** INFORMATION PROVIDED follows **

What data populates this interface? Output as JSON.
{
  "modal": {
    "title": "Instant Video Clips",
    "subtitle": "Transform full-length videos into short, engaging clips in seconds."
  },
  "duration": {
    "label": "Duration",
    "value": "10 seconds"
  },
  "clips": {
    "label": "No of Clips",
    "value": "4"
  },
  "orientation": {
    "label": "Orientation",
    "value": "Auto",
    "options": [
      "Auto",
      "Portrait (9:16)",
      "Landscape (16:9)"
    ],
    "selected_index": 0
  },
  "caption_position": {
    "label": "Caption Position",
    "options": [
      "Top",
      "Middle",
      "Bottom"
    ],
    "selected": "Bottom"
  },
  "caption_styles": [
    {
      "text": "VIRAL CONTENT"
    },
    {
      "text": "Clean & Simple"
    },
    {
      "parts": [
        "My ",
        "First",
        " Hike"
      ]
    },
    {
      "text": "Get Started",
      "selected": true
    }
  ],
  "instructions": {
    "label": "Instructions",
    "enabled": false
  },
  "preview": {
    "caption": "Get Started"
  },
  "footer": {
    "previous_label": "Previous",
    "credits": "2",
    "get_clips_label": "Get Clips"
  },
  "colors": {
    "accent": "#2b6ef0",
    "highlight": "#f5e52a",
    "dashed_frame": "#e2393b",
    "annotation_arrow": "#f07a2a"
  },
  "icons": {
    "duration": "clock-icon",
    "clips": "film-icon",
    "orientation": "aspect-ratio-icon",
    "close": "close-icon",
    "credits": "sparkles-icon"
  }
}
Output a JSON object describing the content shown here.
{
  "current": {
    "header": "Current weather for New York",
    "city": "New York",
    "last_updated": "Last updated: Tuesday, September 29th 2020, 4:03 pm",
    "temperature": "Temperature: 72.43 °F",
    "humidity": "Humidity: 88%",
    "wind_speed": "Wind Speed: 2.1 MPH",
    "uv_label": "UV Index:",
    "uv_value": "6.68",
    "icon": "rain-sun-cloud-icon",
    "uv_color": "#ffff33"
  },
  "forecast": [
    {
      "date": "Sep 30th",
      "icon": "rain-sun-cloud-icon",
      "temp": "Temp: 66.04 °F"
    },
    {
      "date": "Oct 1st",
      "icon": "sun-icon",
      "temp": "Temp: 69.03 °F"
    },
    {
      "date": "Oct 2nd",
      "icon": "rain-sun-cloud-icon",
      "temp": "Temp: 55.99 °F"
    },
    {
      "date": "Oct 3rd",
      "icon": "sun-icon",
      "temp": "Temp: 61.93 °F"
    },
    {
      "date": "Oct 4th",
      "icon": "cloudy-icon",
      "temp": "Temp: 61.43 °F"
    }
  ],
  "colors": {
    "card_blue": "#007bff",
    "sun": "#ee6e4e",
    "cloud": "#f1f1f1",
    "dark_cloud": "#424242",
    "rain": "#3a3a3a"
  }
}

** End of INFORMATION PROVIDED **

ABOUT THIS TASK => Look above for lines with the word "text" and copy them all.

EXERCISE ANSWER =>
      "text": "VIRAL CONTENT"
      "text": "Clean & Simple"
      "text": "Get Started",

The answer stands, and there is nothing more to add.